You're right about Mr Pink. He could talk about anything and make it intriguing.
Rage, that sounds incredible. I think you're right. Marks was clever, quick witted and charismatic which are qualities you need when locked up I imagine. Potentially even more so than brawn which can only get you so far but I am only guessing.ReplyDelete
I met Tony Benn a few times and emailed back and forth. I saw his Will and Testament film and at the end, when the credits started rolling, an elderly gentleman said "God bless you, sir" to Tony, looking down on us, and I am not afraid to say a tear came to my eye.
is this the same bloke who had an amazing dancing bear?ReplyDelete
Yeah, drink the communion money that night to make up for the geeky suit you had to wear going round all the old relatives... and yes Mr Pink from RDogs.
Simon -I couldn't put into words the sense of sarcastic vitrol Mr Pink would have spewed about your already having read the book you'd point blank refuse to read --your oxymoronic response to that one had me in stitches.
Emmett, same person, different bear.ReplyDelete

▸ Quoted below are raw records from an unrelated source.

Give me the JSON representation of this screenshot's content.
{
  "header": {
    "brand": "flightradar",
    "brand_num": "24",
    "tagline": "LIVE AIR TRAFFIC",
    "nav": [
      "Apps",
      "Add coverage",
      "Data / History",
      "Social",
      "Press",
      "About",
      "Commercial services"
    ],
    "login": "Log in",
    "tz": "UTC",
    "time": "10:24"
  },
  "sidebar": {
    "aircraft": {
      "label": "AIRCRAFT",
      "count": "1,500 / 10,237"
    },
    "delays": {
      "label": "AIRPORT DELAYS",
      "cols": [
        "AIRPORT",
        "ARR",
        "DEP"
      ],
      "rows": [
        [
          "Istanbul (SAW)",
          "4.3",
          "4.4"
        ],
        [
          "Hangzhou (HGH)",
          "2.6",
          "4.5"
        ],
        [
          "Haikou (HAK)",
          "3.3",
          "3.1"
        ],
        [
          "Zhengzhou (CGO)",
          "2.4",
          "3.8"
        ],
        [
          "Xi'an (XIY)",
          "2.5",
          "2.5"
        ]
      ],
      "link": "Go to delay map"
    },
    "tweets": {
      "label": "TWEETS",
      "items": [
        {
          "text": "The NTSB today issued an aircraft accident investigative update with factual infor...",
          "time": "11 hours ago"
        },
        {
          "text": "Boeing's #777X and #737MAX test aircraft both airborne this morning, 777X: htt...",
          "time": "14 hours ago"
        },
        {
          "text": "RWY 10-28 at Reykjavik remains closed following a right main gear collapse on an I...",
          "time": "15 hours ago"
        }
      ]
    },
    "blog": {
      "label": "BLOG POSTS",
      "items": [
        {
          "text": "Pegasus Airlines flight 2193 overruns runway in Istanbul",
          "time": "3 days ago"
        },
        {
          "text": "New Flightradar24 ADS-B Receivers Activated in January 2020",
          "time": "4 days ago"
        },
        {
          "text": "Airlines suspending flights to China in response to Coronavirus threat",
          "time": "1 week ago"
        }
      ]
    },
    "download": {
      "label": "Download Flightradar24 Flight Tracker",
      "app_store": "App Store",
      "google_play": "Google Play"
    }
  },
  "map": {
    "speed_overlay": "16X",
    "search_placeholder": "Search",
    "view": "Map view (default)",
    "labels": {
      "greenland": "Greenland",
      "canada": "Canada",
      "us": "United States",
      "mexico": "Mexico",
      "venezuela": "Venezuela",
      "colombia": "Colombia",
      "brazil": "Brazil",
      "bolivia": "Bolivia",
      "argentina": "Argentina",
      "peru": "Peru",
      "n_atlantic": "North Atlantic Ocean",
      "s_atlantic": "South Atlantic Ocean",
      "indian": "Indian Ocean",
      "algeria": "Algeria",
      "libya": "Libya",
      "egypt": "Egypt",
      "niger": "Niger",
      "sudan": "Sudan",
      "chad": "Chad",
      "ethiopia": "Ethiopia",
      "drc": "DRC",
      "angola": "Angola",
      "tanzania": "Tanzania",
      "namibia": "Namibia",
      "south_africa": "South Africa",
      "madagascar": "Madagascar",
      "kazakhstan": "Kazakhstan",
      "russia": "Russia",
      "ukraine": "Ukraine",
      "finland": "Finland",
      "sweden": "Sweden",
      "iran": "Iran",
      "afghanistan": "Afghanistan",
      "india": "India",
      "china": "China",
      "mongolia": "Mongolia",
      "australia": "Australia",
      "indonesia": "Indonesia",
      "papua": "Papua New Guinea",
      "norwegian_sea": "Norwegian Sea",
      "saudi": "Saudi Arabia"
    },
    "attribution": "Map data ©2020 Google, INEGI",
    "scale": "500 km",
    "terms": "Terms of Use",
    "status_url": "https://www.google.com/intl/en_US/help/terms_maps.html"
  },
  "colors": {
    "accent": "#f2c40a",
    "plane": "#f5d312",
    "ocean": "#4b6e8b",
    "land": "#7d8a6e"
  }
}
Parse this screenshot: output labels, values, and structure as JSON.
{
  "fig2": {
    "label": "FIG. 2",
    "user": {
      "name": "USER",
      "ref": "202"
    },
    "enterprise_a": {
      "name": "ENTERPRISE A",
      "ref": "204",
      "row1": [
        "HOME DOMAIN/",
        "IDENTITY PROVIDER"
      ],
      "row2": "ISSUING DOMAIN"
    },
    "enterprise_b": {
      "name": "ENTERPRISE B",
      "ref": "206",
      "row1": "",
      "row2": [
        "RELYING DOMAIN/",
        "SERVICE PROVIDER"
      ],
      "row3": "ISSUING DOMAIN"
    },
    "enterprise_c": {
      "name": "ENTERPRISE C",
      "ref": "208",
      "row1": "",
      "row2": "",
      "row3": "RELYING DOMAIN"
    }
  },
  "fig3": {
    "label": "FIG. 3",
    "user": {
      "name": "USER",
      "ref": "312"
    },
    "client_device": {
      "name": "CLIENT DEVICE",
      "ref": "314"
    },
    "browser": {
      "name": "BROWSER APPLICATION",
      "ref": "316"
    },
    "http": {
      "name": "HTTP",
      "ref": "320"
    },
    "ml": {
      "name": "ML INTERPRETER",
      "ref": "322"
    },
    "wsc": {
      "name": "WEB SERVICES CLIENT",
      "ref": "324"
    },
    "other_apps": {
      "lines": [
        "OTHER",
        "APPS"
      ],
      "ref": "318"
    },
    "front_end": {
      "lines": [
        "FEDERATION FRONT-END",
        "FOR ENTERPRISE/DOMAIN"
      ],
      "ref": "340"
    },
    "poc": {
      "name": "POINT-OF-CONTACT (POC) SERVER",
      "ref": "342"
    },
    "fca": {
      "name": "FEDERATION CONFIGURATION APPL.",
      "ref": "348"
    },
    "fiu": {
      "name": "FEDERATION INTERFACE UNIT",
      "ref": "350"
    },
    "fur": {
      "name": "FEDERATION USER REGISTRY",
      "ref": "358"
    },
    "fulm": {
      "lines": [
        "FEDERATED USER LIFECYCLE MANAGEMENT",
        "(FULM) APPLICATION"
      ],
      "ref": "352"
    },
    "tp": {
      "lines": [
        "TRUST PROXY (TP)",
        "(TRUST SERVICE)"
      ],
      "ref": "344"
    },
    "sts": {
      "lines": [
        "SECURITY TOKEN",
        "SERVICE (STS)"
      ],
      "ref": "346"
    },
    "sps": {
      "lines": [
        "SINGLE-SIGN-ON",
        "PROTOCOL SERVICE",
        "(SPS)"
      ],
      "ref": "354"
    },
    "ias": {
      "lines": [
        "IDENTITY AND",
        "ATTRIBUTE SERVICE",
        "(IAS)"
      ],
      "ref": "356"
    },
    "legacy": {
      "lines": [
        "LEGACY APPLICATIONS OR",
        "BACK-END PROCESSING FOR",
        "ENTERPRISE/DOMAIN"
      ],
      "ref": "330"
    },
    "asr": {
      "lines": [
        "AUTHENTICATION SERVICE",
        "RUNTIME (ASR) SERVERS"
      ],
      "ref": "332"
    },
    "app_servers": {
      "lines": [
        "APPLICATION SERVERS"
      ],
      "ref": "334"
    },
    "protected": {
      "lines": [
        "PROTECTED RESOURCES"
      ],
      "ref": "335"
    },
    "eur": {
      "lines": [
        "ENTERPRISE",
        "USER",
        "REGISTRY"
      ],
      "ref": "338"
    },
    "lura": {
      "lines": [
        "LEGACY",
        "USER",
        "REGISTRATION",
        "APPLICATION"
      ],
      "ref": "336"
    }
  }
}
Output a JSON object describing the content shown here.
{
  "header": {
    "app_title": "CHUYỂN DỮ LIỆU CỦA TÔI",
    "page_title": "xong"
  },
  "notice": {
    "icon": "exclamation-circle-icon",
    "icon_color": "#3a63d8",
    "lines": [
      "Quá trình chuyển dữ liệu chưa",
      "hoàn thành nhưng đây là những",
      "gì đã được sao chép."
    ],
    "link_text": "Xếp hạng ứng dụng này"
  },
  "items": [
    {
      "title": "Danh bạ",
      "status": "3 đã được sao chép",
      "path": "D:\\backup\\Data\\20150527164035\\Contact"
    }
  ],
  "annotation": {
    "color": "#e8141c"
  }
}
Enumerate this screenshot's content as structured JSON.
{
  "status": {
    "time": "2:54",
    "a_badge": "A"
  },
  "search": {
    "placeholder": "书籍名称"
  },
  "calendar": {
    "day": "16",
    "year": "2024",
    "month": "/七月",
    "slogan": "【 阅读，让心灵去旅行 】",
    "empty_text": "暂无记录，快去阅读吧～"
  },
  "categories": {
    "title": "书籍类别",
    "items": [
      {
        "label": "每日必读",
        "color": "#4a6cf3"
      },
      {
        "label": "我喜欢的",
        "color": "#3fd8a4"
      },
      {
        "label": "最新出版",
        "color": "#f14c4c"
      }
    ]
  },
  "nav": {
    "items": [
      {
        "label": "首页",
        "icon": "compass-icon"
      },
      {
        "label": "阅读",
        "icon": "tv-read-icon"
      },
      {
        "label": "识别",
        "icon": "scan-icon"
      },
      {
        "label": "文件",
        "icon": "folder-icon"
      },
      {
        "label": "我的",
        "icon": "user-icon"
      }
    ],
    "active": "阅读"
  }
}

Christy, I almost got away with that one. It was more of a cautionary tale than anything else.